_TASK GOAL:_ Copy the data below. Keep every line exactly as it is.

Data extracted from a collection
+ + +

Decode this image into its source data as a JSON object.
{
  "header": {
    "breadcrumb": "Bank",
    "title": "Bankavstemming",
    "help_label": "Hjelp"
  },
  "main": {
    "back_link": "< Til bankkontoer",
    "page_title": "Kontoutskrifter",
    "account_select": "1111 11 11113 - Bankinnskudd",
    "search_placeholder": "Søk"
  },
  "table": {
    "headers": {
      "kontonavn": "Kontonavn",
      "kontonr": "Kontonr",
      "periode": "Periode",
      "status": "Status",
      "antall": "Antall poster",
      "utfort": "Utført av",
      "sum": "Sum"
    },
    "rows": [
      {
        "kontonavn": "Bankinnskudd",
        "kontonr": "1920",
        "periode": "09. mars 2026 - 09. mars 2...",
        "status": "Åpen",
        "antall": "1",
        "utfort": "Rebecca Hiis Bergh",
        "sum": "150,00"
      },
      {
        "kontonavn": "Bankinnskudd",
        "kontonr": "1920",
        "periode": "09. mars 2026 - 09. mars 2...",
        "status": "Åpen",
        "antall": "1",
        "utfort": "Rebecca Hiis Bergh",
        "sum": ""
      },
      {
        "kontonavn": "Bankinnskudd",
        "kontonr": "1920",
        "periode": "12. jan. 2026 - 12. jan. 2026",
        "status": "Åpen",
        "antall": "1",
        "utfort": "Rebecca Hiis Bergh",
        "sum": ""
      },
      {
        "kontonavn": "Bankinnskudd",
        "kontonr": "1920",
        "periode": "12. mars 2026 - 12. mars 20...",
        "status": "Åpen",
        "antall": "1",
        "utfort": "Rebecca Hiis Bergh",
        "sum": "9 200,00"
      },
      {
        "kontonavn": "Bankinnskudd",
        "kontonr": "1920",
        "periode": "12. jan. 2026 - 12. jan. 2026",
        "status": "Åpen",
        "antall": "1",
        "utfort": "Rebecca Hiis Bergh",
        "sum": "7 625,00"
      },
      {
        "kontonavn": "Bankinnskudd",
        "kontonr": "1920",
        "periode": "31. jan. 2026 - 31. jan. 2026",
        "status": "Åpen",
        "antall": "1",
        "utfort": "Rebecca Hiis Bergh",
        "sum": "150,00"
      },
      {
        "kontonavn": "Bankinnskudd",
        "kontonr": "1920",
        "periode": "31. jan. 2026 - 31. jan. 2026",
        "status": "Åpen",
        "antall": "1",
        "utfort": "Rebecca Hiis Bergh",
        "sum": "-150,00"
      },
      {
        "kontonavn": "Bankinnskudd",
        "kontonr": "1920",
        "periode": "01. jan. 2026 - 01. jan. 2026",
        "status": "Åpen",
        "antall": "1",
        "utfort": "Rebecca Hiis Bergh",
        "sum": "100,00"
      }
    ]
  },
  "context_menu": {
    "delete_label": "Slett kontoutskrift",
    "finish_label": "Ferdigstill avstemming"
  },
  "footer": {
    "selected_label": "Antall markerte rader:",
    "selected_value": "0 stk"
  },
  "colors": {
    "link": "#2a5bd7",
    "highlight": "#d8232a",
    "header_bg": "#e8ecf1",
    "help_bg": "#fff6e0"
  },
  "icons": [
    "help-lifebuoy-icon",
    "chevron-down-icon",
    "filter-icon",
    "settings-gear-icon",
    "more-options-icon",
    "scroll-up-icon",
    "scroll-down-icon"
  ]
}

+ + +

_SOLUTION TO THE PROBLEM:_
Decode this image into its source data as a JSON object.
{
  "header": {
    "breadcrumb": "Bank",
    "title": "Bankavstemming",
    "help_label": "Hjelp"
  },
  "main": {
    "back_link": "< Til bankkontoer",
    "page_title": "Kontoutskrifter",
    "account_select": "1111 11 11113 - Bankinnskudd",
    "search_placeholder": "Søk"
  },
  "table": {
    "headers": {
      "kontonavn": "Kontonavn",
      "kontonr": "Kontonr",
      "periode": "Periode",
      "status": "Status",
      "antall": "Antall poster",
      "utfort": "Utført av",
      "sum": "Sum"
    },
    "rows": [
      {
        "kontonavn": "Bankinnskudd",
        "kontonr": "1920",
        "periode": "09. mars 2026 - 09. mars 2...",
        "status": "Åpen",
        "antall": "1",
        "utfort": "Rebecca Hiis Bergh",
        "sum": "150,00"
      },
      {
        "kontonavn": "Bankinnskudd",
        "kontonr": "1920",
        "periode": "09. mars 2026 - 09. mars 2...",
        "status": "Åpen",
        "antall": "1",
        "utfort": "Rebecca Hiis Bergh",
        "sum": ""
      },
      {
        "kontonavn": "Bankinnskudd",
        "kontonr": "1920",
        "periode": "12. jan. 2026 - 12. jan. 2026",
        "status": "Åpen",
        "antall": "1",
        "utfort": "Rebecca Hiis Bergh",
        "sum": ""
      },
      {
        "kontonavn": "Bankinnskudd",
        "kontonr": "1920",
        "periode": "12. mars 2026 - 12. mars 20...",
        "status": "Åpen",
        "antall": "1",
        "utfort": "Rebecca Hiis Bergh",
        "sum": "9 200,00"
      },
      {
        "kontonavn": "Bankinnskudd",
        "kontonr": "1920",
        "periode": "12. jan. 2026 - 12. jan. 2026",
        "status": "Åpen",
        "antall": "1",
        "utfort": "Rebecca Hiis Bergh",
        "sum": "7 625,00"
      },
      {
        "kontonavn": "Bankinnskudd",
        "kontonr": "1920",
        "periode": "31. jan. 2026 - 31. jan. 2026",
        "status": "Åpen",
        "antall": "1",
        "utfort": "Rebecca Hiis Bergh",
        "sum": "150,00"
      },
      {
        "kontonavn": "Bankinnskudd",
        "kontonr": "1920",
        "periode": "31. jan. 2026 - 31. jan. 2026",
        "status": "Åpen",
        "antall": "1",
        "utfort": "Rebecca Hiis Bergh",
        "sum": "-150,00"
      },
      {
        "kontonavn": "Bankinnskudd",
        "kontonr": "1920",
        "periode": "01. jan. 2026 - 01. jan. 2026",
        "status": "Åpen",
        "antall": "1",
        "utfort": "Rebecca Hiis Bergh",
        "sum": "100,00"
      }
    ]
  },
  "context_menu": {
    "delete_label": "Slett kontoutskrift",
    "finish_label": "Ferdigstill avstemming"
  },
  "footer": {
    "selected_label": "Antall markerte rader:",
    "selected_value": "0 stk"
  },
  "colors": {
    "link": "#2a5bd7",
    "highlight": "#d8232a",
    "header_bg": "#e8ecf1",
    "help_bg": "#fff6e0"
  },
  "icons": [
    "help-lifebuoy-icon",
    "chevron-down-icon",
    "filter-icon",
    "settings-gear-icon",
    "more-options-icon",
    "scroll-up-icon",
    "scroll-down-icon"
  ]
}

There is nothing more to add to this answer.